By Windy McKinney
Issues such as gun rights, medical marijuana legalization and excessive taxation have galvanized liberty-minded folks across the mountains into getting politically active, speaking up, and defending their own rights and the rights of others.
One particular affiliate, Henderson County, has set the pace for county affiliates across Western North Carolina. The Libertarian Party of Henderson County regularly attends gun shows and marijuana legalization rallies.
Credited with the revival of the local Libertarian Party in 2011, Henderson County Libertarian chair, nurse, and former soldier Shelby Mood ran for a state House seat in District 117 in 2014, bringing attention to the issues mentioned above -- gun rights, excessive taxation, and the damage caused by the state's attitude toward marijuana use.
This year, he says that the affiliate is “going to focus our efforts on education hosting more classes like we did with the Fair Tax.” They are also planning to elect new officers during their convention in March.
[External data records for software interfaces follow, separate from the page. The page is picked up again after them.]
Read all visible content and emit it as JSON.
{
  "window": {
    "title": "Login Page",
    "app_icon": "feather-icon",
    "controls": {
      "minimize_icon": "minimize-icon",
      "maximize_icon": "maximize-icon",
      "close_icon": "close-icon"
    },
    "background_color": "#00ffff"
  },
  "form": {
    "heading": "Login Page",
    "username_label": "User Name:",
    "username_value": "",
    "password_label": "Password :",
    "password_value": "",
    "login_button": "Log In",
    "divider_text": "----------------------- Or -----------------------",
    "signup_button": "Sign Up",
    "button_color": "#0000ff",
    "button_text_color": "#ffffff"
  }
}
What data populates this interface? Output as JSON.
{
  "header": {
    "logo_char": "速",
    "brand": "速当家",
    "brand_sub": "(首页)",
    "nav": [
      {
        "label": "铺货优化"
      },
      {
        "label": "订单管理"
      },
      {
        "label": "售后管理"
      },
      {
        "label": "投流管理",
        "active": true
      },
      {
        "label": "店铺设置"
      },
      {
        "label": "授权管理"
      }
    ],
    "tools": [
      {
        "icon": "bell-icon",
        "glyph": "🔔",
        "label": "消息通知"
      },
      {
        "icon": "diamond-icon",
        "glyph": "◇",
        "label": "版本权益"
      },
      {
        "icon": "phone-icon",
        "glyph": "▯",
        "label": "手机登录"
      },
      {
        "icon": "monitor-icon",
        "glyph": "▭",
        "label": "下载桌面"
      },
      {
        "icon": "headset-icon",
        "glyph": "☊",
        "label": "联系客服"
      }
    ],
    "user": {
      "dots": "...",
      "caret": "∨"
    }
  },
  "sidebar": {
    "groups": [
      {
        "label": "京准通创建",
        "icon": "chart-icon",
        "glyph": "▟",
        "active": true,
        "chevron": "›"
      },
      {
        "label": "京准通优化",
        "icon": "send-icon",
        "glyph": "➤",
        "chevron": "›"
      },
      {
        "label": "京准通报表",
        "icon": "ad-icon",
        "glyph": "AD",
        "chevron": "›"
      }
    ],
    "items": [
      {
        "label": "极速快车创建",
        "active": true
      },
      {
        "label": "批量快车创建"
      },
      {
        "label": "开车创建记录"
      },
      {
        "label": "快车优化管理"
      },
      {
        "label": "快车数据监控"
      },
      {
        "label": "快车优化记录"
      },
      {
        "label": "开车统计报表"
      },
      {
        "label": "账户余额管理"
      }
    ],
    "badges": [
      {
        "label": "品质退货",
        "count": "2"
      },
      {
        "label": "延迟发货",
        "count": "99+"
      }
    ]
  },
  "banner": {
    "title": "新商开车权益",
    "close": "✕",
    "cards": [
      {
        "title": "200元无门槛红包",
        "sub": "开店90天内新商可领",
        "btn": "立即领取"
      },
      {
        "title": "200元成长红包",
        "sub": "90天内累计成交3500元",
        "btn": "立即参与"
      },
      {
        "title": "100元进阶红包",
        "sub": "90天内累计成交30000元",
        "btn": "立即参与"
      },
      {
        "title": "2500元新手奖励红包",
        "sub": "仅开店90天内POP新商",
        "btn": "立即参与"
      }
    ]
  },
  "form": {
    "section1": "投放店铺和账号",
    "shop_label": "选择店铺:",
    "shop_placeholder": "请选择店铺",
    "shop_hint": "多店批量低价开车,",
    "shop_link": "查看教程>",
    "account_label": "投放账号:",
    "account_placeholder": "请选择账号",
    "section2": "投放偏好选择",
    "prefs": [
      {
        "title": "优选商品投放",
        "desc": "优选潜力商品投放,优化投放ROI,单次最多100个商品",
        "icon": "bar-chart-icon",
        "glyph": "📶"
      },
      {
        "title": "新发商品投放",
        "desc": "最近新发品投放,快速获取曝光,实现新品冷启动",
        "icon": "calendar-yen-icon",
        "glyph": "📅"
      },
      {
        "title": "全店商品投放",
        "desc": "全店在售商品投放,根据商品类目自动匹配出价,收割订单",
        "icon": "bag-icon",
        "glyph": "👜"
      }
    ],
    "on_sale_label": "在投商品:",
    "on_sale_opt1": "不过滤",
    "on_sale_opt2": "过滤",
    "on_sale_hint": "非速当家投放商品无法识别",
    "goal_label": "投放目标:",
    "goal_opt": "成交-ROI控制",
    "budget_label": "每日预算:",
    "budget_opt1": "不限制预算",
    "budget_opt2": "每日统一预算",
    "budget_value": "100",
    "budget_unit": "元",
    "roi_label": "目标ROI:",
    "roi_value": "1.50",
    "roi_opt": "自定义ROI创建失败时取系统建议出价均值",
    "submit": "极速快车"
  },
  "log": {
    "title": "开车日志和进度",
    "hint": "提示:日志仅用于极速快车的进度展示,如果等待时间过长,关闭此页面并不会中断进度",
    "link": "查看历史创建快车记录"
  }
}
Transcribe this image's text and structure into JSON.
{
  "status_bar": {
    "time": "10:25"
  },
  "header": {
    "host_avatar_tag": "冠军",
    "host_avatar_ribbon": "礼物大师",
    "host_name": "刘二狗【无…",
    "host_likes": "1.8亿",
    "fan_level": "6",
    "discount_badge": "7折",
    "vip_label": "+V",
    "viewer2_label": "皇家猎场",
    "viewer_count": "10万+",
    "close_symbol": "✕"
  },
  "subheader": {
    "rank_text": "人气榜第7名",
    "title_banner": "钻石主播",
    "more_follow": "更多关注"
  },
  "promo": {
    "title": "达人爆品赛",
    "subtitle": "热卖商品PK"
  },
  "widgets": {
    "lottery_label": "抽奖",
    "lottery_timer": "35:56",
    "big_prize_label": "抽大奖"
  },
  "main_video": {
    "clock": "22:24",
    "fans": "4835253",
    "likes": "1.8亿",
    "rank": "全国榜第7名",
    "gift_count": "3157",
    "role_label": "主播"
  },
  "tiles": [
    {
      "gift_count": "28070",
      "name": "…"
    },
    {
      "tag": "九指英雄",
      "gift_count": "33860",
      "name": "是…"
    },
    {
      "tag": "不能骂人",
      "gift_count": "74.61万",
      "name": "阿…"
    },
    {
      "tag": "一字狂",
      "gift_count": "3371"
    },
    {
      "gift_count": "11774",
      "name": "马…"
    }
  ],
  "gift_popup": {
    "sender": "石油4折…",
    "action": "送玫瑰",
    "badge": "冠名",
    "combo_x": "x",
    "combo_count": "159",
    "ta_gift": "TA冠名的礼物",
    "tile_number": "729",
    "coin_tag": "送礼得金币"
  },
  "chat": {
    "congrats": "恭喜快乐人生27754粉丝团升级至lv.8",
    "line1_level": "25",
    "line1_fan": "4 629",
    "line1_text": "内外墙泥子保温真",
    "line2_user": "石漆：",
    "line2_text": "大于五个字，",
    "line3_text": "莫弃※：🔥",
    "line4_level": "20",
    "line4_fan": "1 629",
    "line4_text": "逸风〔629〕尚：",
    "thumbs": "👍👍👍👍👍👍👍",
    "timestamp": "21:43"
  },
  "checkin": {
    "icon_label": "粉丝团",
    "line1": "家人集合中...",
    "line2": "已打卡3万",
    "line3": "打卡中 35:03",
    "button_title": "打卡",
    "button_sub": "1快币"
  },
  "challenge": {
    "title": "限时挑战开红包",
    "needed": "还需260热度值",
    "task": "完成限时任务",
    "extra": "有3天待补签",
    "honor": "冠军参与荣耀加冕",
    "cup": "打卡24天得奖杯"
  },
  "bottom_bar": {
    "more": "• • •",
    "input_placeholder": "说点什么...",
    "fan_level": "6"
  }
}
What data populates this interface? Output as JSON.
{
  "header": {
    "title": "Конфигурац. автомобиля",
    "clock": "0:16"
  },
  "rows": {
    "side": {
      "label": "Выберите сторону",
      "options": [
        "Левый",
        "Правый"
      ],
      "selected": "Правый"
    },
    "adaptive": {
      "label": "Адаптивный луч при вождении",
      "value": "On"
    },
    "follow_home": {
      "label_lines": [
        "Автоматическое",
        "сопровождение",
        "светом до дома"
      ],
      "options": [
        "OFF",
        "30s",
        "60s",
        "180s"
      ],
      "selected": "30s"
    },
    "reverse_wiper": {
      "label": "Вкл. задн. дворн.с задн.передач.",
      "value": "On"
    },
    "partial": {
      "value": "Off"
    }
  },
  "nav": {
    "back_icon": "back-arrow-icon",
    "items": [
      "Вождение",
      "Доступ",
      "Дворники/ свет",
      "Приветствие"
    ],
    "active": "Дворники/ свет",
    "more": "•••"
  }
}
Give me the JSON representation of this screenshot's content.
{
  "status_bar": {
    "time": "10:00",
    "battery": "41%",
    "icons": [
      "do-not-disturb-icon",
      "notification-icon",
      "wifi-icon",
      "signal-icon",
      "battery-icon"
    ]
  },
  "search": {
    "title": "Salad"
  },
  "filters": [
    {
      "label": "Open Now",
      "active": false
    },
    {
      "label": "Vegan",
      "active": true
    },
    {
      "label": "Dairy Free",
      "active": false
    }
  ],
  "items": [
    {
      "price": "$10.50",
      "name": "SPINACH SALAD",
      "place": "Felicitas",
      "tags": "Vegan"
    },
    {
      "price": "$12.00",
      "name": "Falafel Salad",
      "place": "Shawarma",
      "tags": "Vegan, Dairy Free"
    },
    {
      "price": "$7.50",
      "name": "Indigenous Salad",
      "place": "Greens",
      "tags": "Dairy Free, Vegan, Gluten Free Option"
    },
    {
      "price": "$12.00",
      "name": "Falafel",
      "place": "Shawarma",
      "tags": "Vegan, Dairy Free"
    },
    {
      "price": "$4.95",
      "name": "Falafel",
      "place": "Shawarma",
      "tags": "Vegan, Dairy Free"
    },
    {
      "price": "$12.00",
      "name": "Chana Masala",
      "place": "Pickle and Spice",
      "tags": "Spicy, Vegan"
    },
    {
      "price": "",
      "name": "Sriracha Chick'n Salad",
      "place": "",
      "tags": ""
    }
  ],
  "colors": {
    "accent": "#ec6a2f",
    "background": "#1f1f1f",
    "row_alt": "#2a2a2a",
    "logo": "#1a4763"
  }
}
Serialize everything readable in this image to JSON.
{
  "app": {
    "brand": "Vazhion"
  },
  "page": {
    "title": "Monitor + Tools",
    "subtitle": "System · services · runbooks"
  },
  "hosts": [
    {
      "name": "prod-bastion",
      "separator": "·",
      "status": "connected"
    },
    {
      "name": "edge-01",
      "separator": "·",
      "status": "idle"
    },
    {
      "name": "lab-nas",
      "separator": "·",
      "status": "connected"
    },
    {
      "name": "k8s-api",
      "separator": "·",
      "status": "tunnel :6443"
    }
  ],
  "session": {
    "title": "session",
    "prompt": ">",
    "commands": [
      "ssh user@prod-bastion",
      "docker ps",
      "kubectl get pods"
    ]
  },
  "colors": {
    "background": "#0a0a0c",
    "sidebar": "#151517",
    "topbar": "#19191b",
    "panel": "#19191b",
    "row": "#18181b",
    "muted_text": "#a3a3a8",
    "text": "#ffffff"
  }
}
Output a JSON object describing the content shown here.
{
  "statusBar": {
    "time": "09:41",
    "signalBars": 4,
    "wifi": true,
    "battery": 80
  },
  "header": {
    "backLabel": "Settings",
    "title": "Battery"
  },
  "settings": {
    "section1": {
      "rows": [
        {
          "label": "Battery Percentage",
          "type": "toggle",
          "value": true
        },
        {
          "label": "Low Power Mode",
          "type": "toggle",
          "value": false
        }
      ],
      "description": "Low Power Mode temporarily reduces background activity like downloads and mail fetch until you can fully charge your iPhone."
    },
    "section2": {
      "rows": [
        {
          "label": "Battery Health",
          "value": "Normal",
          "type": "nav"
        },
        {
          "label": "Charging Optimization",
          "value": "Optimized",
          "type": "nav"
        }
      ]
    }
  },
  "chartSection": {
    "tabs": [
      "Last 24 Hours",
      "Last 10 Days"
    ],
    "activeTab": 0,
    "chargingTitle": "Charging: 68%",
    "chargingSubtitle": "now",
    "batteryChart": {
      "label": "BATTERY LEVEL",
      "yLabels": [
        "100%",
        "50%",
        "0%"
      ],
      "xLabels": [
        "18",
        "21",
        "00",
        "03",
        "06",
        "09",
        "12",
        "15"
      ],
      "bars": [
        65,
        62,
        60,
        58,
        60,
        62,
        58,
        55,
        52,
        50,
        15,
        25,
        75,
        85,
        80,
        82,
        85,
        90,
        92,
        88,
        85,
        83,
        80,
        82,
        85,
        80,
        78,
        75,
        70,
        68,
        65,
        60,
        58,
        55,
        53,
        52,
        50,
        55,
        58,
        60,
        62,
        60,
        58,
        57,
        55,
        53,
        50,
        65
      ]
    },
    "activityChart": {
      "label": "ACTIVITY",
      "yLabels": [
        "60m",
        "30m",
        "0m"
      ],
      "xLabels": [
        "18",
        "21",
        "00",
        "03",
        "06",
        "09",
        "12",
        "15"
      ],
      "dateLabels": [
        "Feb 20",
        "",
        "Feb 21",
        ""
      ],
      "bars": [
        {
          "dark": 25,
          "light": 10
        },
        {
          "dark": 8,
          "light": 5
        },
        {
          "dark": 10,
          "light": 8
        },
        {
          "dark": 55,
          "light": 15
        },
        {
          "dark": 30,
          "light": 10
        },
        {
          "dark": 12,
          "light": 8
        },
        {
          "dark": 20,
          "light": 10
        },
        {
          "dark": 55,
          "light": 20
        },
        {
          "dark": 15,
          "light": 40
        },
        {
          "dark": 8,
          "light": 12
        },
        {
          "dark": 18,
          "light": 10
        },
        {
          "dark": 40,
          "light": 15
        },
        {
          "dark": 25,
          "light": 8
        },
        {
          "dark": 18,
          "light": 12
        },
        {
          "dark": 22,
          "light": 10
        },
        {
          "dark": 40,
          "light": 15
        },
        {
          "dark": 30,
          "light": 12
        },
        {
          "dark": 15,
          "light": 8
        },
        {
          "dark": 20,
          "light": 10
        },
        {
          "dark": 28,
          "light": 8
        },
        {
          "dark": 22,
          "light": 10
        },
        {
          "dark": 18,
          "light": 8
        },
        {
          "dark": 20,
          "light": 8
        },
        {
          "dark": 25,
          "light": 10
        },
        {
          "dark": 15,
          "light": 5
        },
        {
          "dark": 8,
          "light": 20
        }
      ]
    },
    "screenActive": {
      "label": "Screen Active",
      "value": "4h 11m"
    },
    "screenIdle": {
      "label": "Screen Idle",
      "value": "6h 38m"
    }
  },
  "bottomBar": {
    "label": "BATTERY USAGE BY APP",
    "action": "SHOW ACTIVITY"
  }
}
Their meetings, once held in a coffee shop in Hendersonville, now require a bigger venue, and thus are held every second Sunday of the month, at the Best Western in Hendersonville, 155 Sugarloaf Rd.
Likewise, the Libertarian Party of Haywood County has focused on outreach, forming coalitions with like-minded groups on those same issues, actively attending rallies, gun shows, Heritage Life Skills events and festivals across the county.
The affiliate ran Dr. Windy McKinney as its first candidate for county commissioner in 2014. Her campaign focused on the core Libertarian values of individual freedom and personal responsibility, holding elected officials accountable, and limiting government.
In 2014, the affiliate elected chairwoman Jessica Dunlap who has led the party into an educative role, holding monthly discussions on such things as the Declaration of Independence and the Bill of Rights.
Helping to bring attention to the unconstitutional language of the county's Emergency Management Ordinance, the Libertarian Party of Haywood County has been an important part of the county commissioners' move to re-write the ordinance, in favor of a policy which supports the Bill of Rights, rather than suspends it.
This affiliate's meetings are held every second Tuesday. The next meeting is March 10 at 7 p.m. at Organic Beans in Maggie Valley. Ken Fortenberry, candidate for the Libertarian nomination for governor in 2016, will be the guest speaker.
Burke County, whose capital Morganton is often considered the gateway to western NC, also put up candidates in the 2014 election. Ginny Godfrey and Richard Evey ran for county commissioner as Libertarians, and Jonathan Baird ran for the Soil and Water Commission (a non-partisan race) where he received 29.6 percent of the vote and won one of the two seats that were open.
According to Baird, “Burke county was the only county this election where a registered Libertarian won an election. That is no small feat for us.” We look forward to more excitement from this county in the 2015 and 2016 election years.
Our fledgling affiliate, Jackson County, has just come onto the scene in 2015. Under the steady guidance of Jacqui Nowlin-Rowe, this affiliate had its first meeting in January, as well as a preliminary meeting to organize students at WCU in early February.
The Libertarian Party of Jackson County now has a permanent venue for its meetings, at the Village at Forest Hills in Cullowhee. The next meeting is Feb. 17 when discussion will focus on the LPNC platform. The next WCU student organizational meeting will be on March 3, at 7 p.m. in the Rogers Room on campus.
The organization of an affiliate in Macon County is firmly set for the spring of 2015, where retired citizen John Martin ran for county commissioner there in 2014, and may run again in 2016. Watch this space for more exciting things coming out of Macon County as this year unfolds.
Over the course of 2015, plans to establish affiliates in all of our western counties including Transylvania, Graham, and Cherokee counties coming on board, as well as the revival of the Buncombe County affiliate, which has proven difficult in years past.
Anyone wishing to get involved in the organization of Western North Carolina county affiliates should contact Windy McKinney at email@example.com.